§ **Provided data**
□ □ □

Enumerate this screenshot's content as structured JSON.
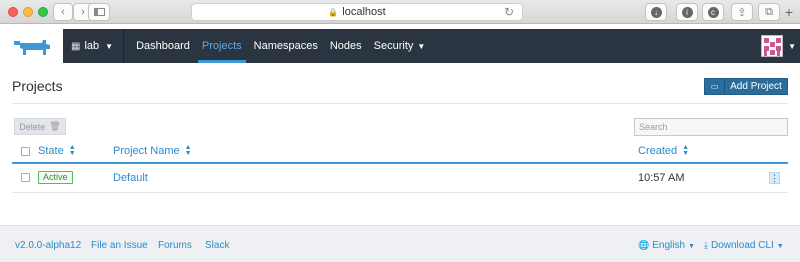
{
  "browser": {
    "url": "localhost"
  },
  "nav": {
    "environment": "lab",
    "items": [
      {
        "label": "Dashboard"
      },
      {
        "label": "Projects"
      },
      {
        "label": "Namespaces"
      },
      {
        "label": "Nodes"
      },
      {
        "label": "Security"
      }
    ],
    "active": "Projects"
  },
  "page": {
    "title": "Projects",
    "add_label": "Add Project",
    "delete_label": "Delete",
    "search_placeholder": "Search"
  },
  "table": {
    "columns": [
      "State",
      "Project Name",
      "Created"
    ],
    "rows": [
      {
        "state": "Active",
        "name": "Default",
        "created": "10:57 AM"
      }
    ]
  },
  "footer": {
    "version": "v2.0.0-alpha12",
    "issue": "File an Issue",
    "forums": "Forums",
    "slack": "Slack",
    "language": "English",
    "download": "Download CLI"
  },
  "colors": {
    "nav_bg": "#2b3441",
    "accent": "#3d98d3",
    "primary_button": "#2a6c9c",
    "active_badge": "#5cb85c"
  }
}
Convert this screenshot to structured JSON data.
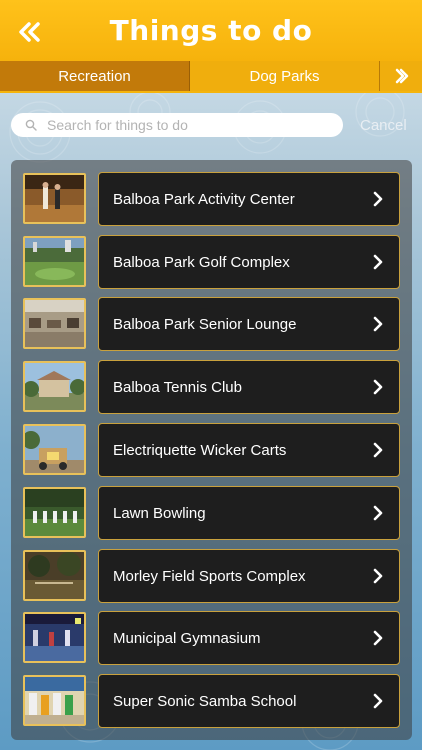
{
  "header": {
    "title": "Things to do",
    "back_icon": "double-chevron-left-icon"
  },
  "tabs": [
    {
      "label": "Recreation",
      "active": true
    },
    {
      "label": "Dog Parks",
      "active": false
    }
  ],
  "tabs_next_icon": "chevron-right-icon",
  "search": {
    "placeholder": "Search for things to do",
    "value": "",
    "cancel_label": "Cancel"
  },
  "colors": {
    "header": "#f6b20c",
    "active_tab": "#c27a0a",
    "item_bg": "#1e1e1e",
    "item_border": "#c9a13d"
  },
  "items": [
    {
      "label": "Balboa Park Activity Center"
    },
    {
      "label": "Balboa Park Golf Complex"
    },
    {
      "label": "Balboa Park Senior Lounge"
    },
    {
      "label": "Balboa Tennis Club"
    },
    {
      "label": "Electriquette Wicker Carts"
    },
    {
      "label": "Lawn Bowling"
    },
    {
      "label": "Morley Field Sports Complex"
    },
    {
      "label": "Municipal Gymnasium"
    },
    {
      "label": "Super Sonic Samba School"
    }
  ]
}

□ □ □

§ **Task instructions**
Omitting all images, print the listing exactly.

§ **Task solution**
Enumerate this screenshot's content as structured JSON.
{
  "browser": {
    "url": "localhost"
  },
  "nav": {
    "environment": "lab",
    "items": [
      {
        "label": "Dashboard"
      },
      {
        "label": "Projects"
      },
      {
        "label": "Namespaces"
      },
      {
        "label": "Nodes"
      },
      {
        "label": "Security"
      }
    ],
    "active": "Projects"
  },
  "page": {
    "title": "Projects",
    "add_label": "Add Project",
    "delete_label": "Delete",
    "search_placeholder": "Search"
  },
  "table": {
    "columns": [
      "State",
      "Project Name",
      "Created"
    ],
    "rows": [
      {
        "state": "Active",
        "name": "Default",
        "created": "10:57 AM"
      }
    ]
  },
  "footer": {
    "version": "v2.0.0-alpha12",
    "issue": "File an Issue",
    "forums": "Forums",
    "slack": "Slack",
    "language": "English",
    "download": "Download CLI"
  },
  "colors": {
    "nav_bg": "#2b3441",
    "accent": "#3d98d3",
    "primary_button": "#2a6c9c",
    "active_badge": "#5cb85c"
  }
}
Convert this screenshot to structured JSON data.
{
  "header": {
    "title": "Things to do",
    "back_icon": "double-chevron-left-icon"
  },
  "tabs": [
    {
      "label": "Recreation",
      "active": true
    },
    {
      "label": "Dog Parks",
      "active": false
    }
  ],
  "tabs_next_icon": "chevron-right-icon",
  "search": {
    "placeholder": "Search for things to do",
    "value": "",
    "cancel_label": "Cancel"
  },
  "colors": {
    "header": "#f6b20c",
    "active_tab": "#c27a0a",
    "item_bg": "#1e1e1e",
    "item_border": "#c9a13d"
  },
  "items": [
    {
      "label": "Balboa Park Activity Center"
    },
    {
      "label": "Balboa Park Golf Complex"
    },
    {
      "label": "Balboa Park Senior Lounge"
    },
    {
      "label": "Balboa Tennis Club"
    },
    {
      "label": "Electriquette Wicker Carts"
    },
    {
      "label": "Lawn Bowling"
    },
    {
      "label": "Morley Field Sports Complex"
    },
    {
      "label": "Municipal Gymnasium"
    },
    {
      "label": "Super Sonic Samba School"
    }
  ]
}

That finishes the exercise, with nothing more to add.